Link farms

The importance of links became a well-known attribute of engines and, of course, it is now widely abused. People set up sites that are just catalogues of links to achieve a higher ranking, if an engine detects that a 'link farm' is in operation it may well be given a negative effect on the ranking. Many of the web sites are fully automated and will build up a set of links around a keyword. They work by taking search engine results and just placing them in pages, they then notify the webmasters for these sites requesting a reciprocal link. It's not really clear whether a link farm is ever going to make real money from this trick as these sites are just not useful.

Headings

The look of the default HTML headers H1,H2,H3,... is decidedly dull but with Cascading Style Sheets it's perfectly possible to make them fit in with the page style.

Search Engines will pick out the headings and treat the text within them as significant, increasing the score for a page depending on the keywords it finds. Won't make a great deal of difference in itself but combined with other techniques it may well boost the ranking of a site.

Bold Text
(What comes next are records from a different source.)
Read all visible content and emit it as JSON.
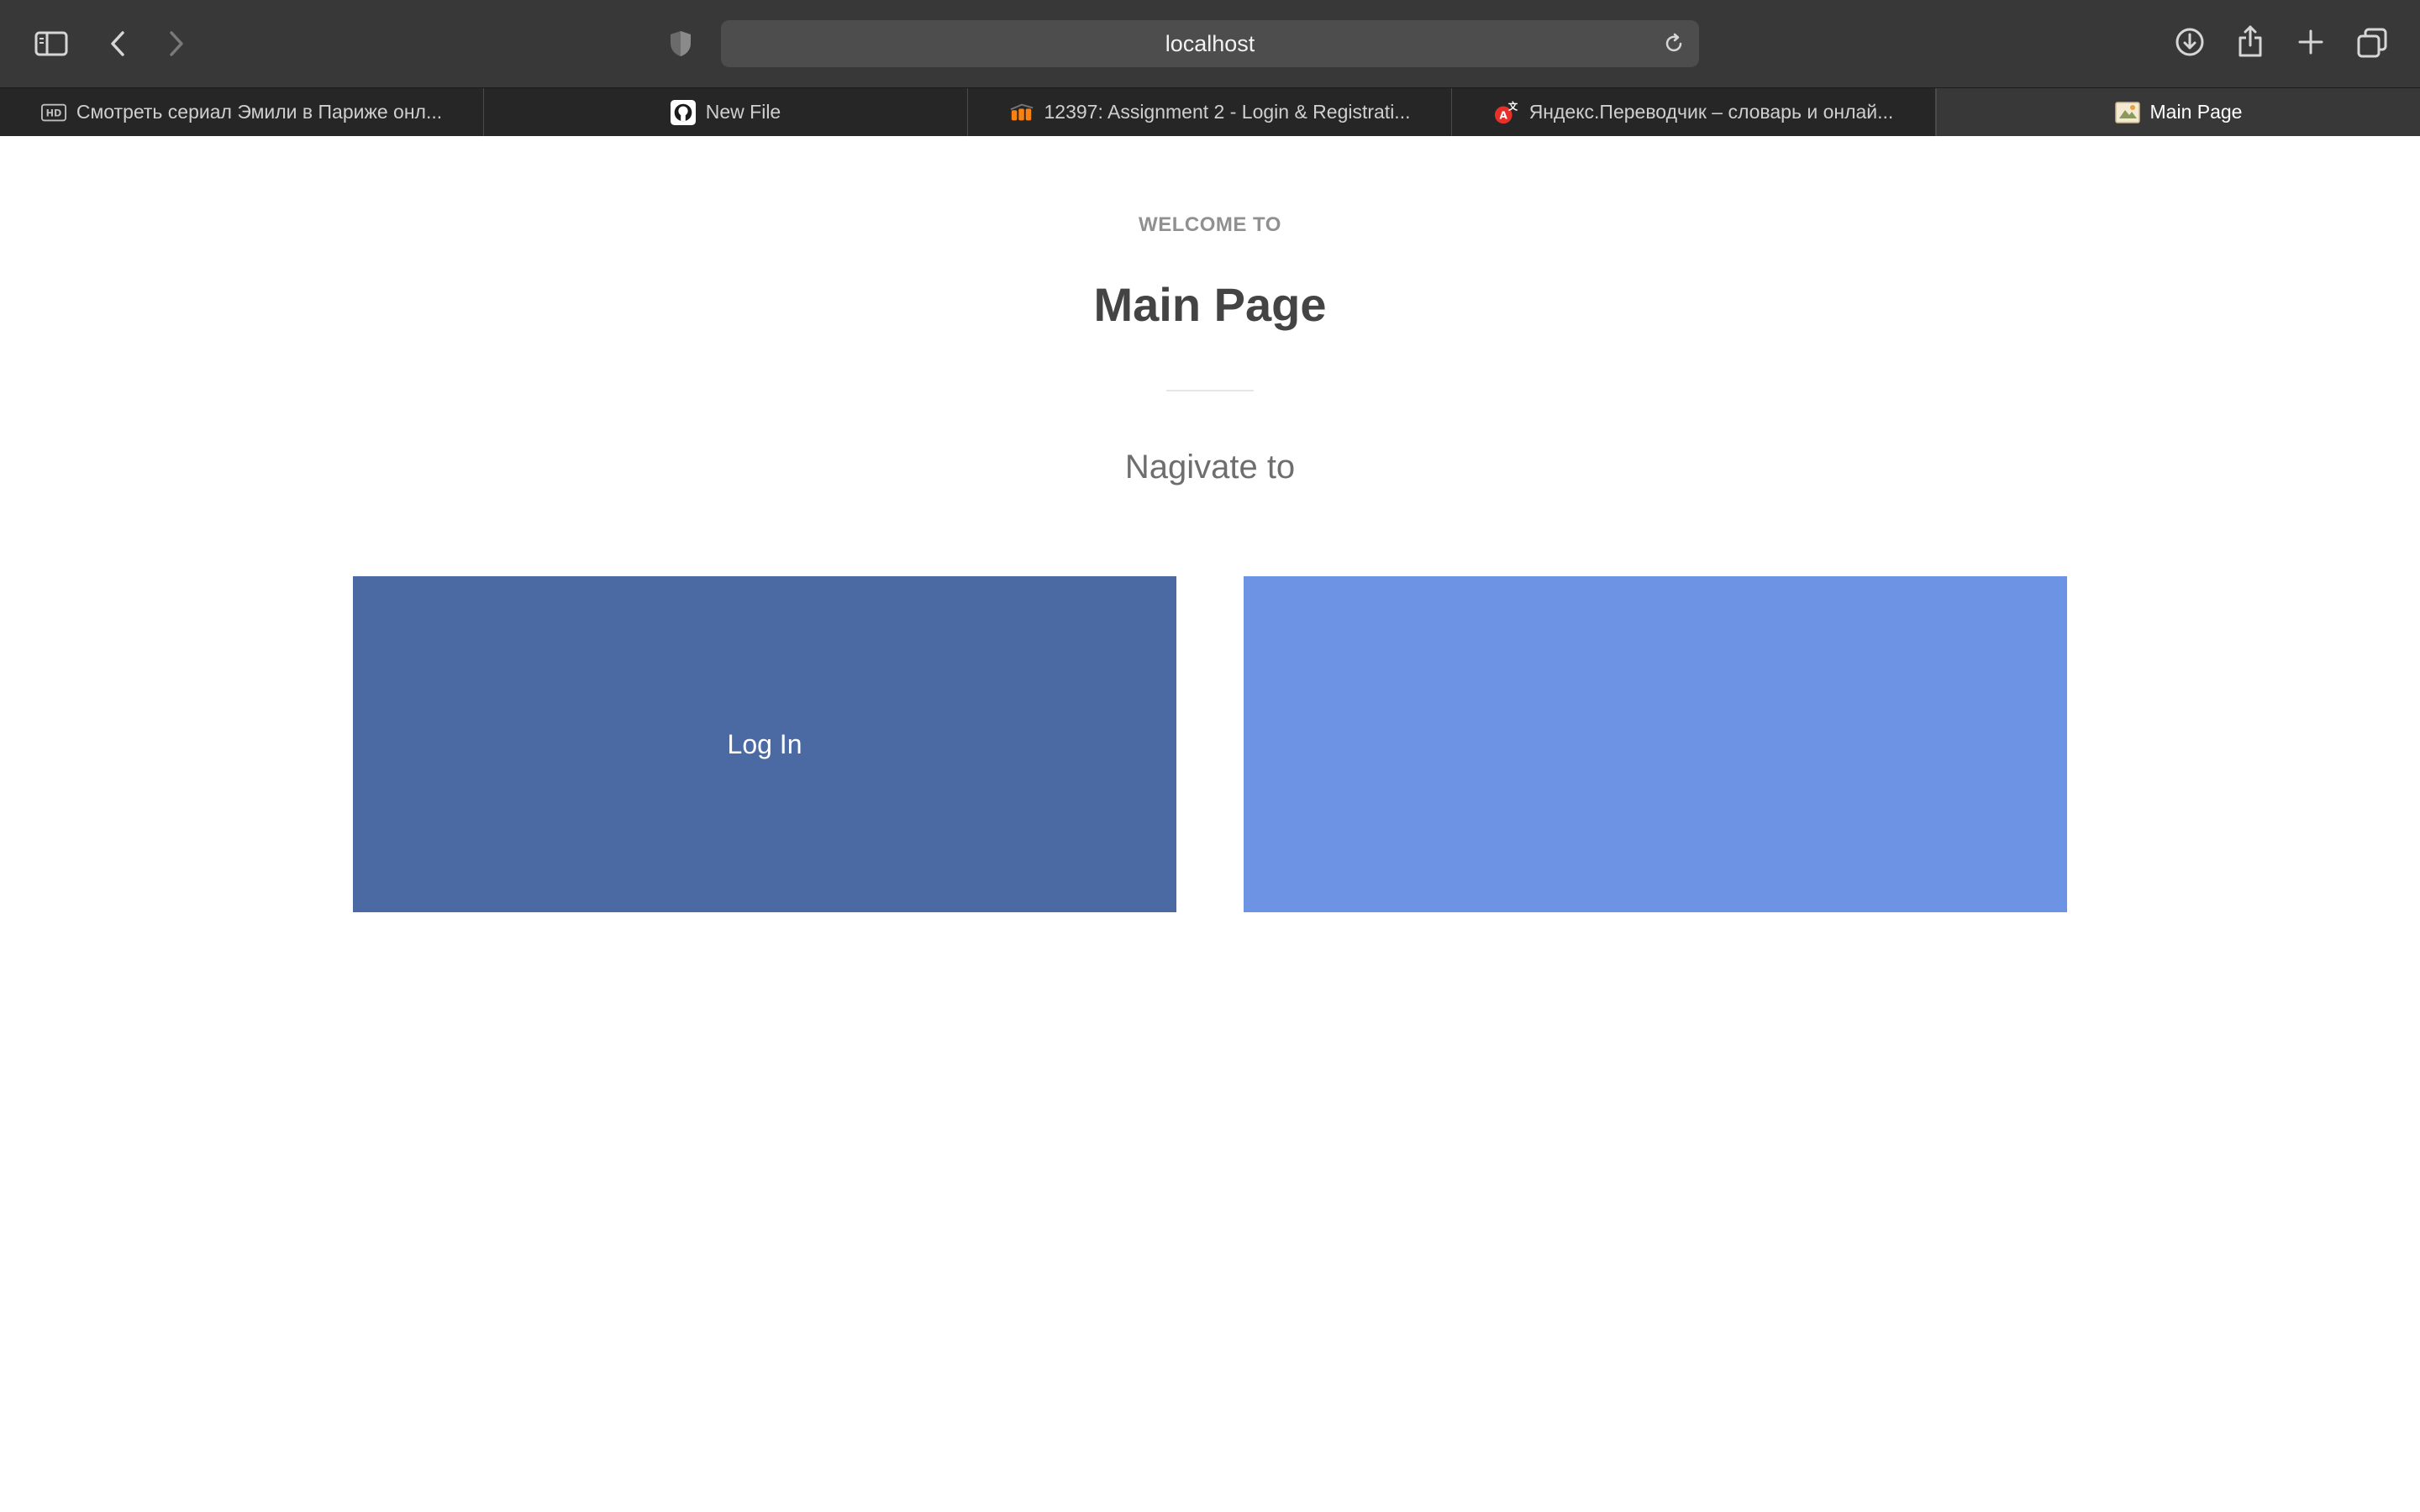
{
  "browser": {
    "url": "localhost",
    "tabs": [
      {
        "label": "Смотреть сериал Эмили в Париже онл...",
        "favicon": "hd-icon"
      },
      {
        "label": "New File",
        "favicon": "github-icon"
      },
      {
        "label": "12397: Assignment 2 - Login & Registrati...",
        "favicon": "moodle-icon"
      },
      {
        "label": "Яндекс.Переводчик – словарь и онлай...",
        "favicon": "yandex-translate-icon"
      },
      {
        "label": "Main Page",
        "favicon": "page-icon",
        "active": true
      }
    ],
    "toolbar_icons": [
      "sidebar-icon",
      "back-icon",
      "forward-icon",
      "shield-icon",
      "reload-icon",
      "download-icon",
      "share-icon",
      "new-tab-icon",
      "tab-overview-icon"
    ]
  },
  "page": {
    "eyebrow": "WELCOME TO",
    "title": "Main Page",
    "subtitle": "Nagivate to",
    "cards": [
      {
        "label": "Log In",
        "color": "#4b69a3"
      },
      {
        "label": "",
        "color": "#6d94e4"
      }
    ]
  }
}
Traditionally if you want to emphasise something you put it in bold in books or newspapers. On web pages the <B> (Bold) and <STRONG> tags allow a web page author to emphasise particular words and phrases. A search engine can then take more account of these words and phrases when it scans the page.

Page Name

It may seem an insignificant detail but the actual page name does matter. It allows the search engine to distinguish automatically generated pages news90238.htm from manually chosen ones like climatechangearctic.htm. So if possible choose a page name that reflects the title or principal keyword in a page. It's also likely that if you put pages in different folders then the name of the folder will be significant too.

Static Pages

With the widespread use of Content Management Systems the generation of web pages is mainly automated. The information is not stored in manually edited HTML pages, it comes from a large database of information. This is the only way that a news organization , for example, can hope to keep a site consistent and up-to-date. Trouble is that if you're not careful these dynamic pages may not be persistent so the search engines have a certain reluctance to include the page in their index. You will tend to get a higher position for a static HTML page rather than one autogenerated with PHP, ASP or whatever.

Meta tags

The <HEAD> section of an HTML page can contain a wide variety of information include Author, Language and Response header setting. The META allows custom fields to be added that have a meaning specific to a web site. For the purposes of search engines 'keyword' and 'description' are the only ones of significance.

Owing to the abuse of these directives by some web page authors these fields may be ignored. Curiously, some products are still being sold on the basis that working out the appropriate keywords for a particular page will guarantee a good search engine placement. Getting a relevant set of keywords may have some effect on the ranking of a web page, but probably not much and from experience it usually better to do this manually as no program can work out the main message to be gleaned from a web page.

Web site monitoring

For the technical background on META tags see the HTML4.0 Specification . If you would like an excellent layman's guide to the Internet please try How Stuff Works See also Site Design Tips

Our SiteVigil product lets you check your site's position on all major search engines for lots of keywords. It will also let you analyze the web sites of competitors who are achieving a higher search engine ranking.